WHAT THE TASK ASKS — Within the entries below, find every line that has the string "kind", then copy it.

RECORD EXCERPTS —
--*--

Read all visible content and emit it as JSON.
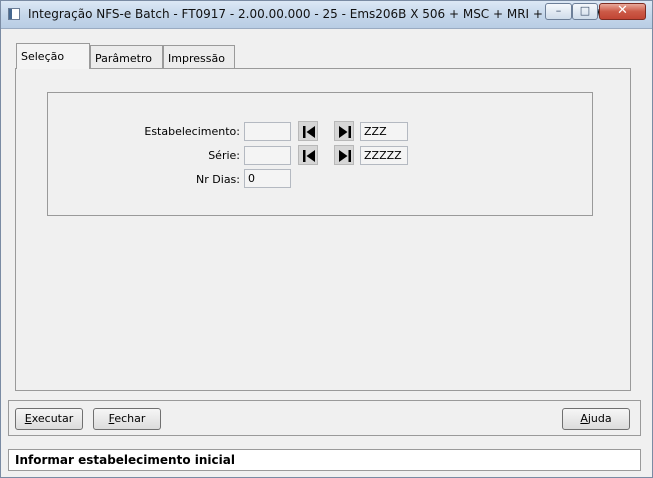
{
  "window": {
    "title": "Integração NFS-e Batch - FT0917 - 2.00.00.000 - 25 - Ems206B X 506 + MSC + MRI + MLF + W...",
    "min_glyph": "–",
    "max_glyph": "□",
    "close_glyph": "✕"
  },
  "tabs": [
    {
      "label": "Seleção",
      "active": true
    },
    {
      "label": "Parâmetro",
      "active": false
    },
    {
      "label": "Impressão",
      "active": false
    }
  ],
  "form": {
    "estabelecimento": {
      "label": "Estabelecimento:",
      "from_value": "",
      "to_value": "ZZZ"
    },
    "serie": {
      "label": "Série:",
      "from_value": "",
      "to_value": "ZZZZZ"
    },
    "nr_dias": {
      "label": "Nr Dias:",
      "value": "0"
    }
  },
  "buttons": {
    "executar": {
      "first": "E",
      "rest": "xecutar"
    },
    "fechar": {
      "first": "F",
      "rest": "echar"
    },
    "ajuda": {
      "first": "A",
      "rest": "juda"
    }
  },
  "status": {
    "text": "Informar estabelecimento inicial"
  },
  "icons": {
    "first": "skip-first-icon",
    "last": "skip-last-icon"
  }
}
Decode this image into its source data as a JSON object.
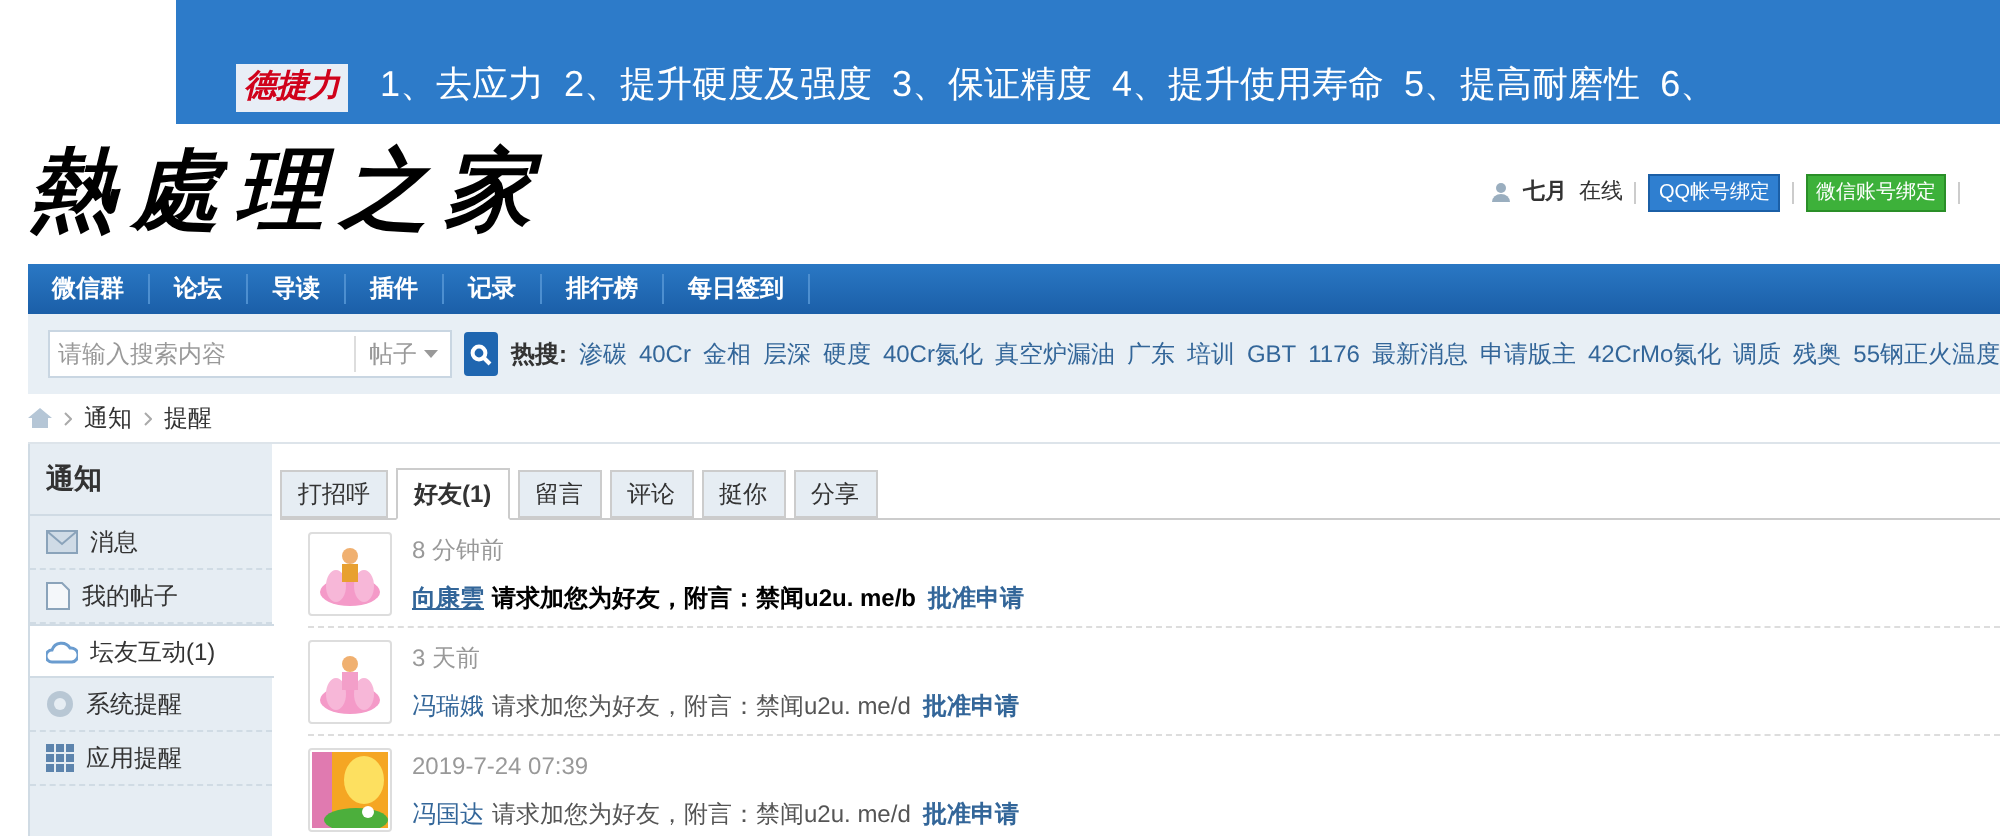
{
  "banner": {
    "brand": "德捷力",
    "slogan": "1、去应力  2、提升硬度及强度  3、保证精度  4、提升使用寿命  5、提高耐磨性  6、"
  },
  "logo": "熱處理之家",
  "user_bar": {
    "username": "七月",
    "status": "在线",
    "qq_bind": "QQ帐号绑定",
    "wechat_bind": "微信账号绑定"
  },
  "nav": [
    "微信群",
    "论坛",
    "导读",
    "插件",
    "记录",
    "排行榜",
    "每日签到"
  ],
  "search": {
    "placeholder": "请输入搜索内容",
    "scope": "帖子",
    "hot_label": "热搜:",
    "hot": [
      "渗碳",
      "40Cr",
      "金相",
      "层深",
      "硬度",
      "40Cr氮化",
      "真空炉漏油",
      "广东",
      "培训",
      "GBT",
      "1176",
      "最新消息",
      "申请版主",
      "42CrMo氮化",
      "调质",
      "残奥",
      "55钢正火温度"
    ]
  },
  "breadcrumb": [
    "通知",
    "提醒"
  ],
  "sidebar": {
    "title": "通知",
    "items": [
      {
        "label": "消息",
        "kind": "mail",
        "selected": false
      },
      {
        "label": "我的帖子",
        "kind": "doc",
        "selected": false
      },
      {
        "label": "坛友互动(1)",
        "kind": "cloud",
        "selected": true
      },
      {
        "label": "系统提醒",
        "kind": "gear",
        "selected": false
      },
      {
        "label": "应用提醒",
        "kind": "grid",
        "selected": false
      }
    ]
  },
  "tabs": [
    {
      "label": "打招呼",
      "selected": false
    },
    {
      "label": "好友(1)",
      "selected": true
    },
    {
      "label": "留言",
      "selected": false
    },
    {
      "label": "评论",
      "selected": false
    },
    {
      "label": "挺你",
      "selected": false
    },
    {
      "label": "分享",
      "selected": false
    }
  ],
  "notices": [
    {
      "time": "8 分钟前",
      "user": "向康雲",
      "message": "请求加您为好友，附言：禁闻u2u. me/b",
      "action": "批准申请",
      "unread": true
    },
    {
      "time": "3 天前",
      "user": "冯瑞娥",
      "message": "请求加您为好友，附言：禁闻u2u. me/d",
      "action": "批准申请",
      "unread": false
    },
    {
      "time": "2019-7-24 07:39",
      "user": "冯国达",
      "message": "请求加您为好友，附言：禁闻u2u. me/d",
      "action": "批准申请",
      "unread": false
    }
  ]
}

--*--

ANSWER AREA —
        "kind": "mail",
        "kind": "doc",
        "kind": "cloud",
        "kind": "gear",
        "kind": "grid",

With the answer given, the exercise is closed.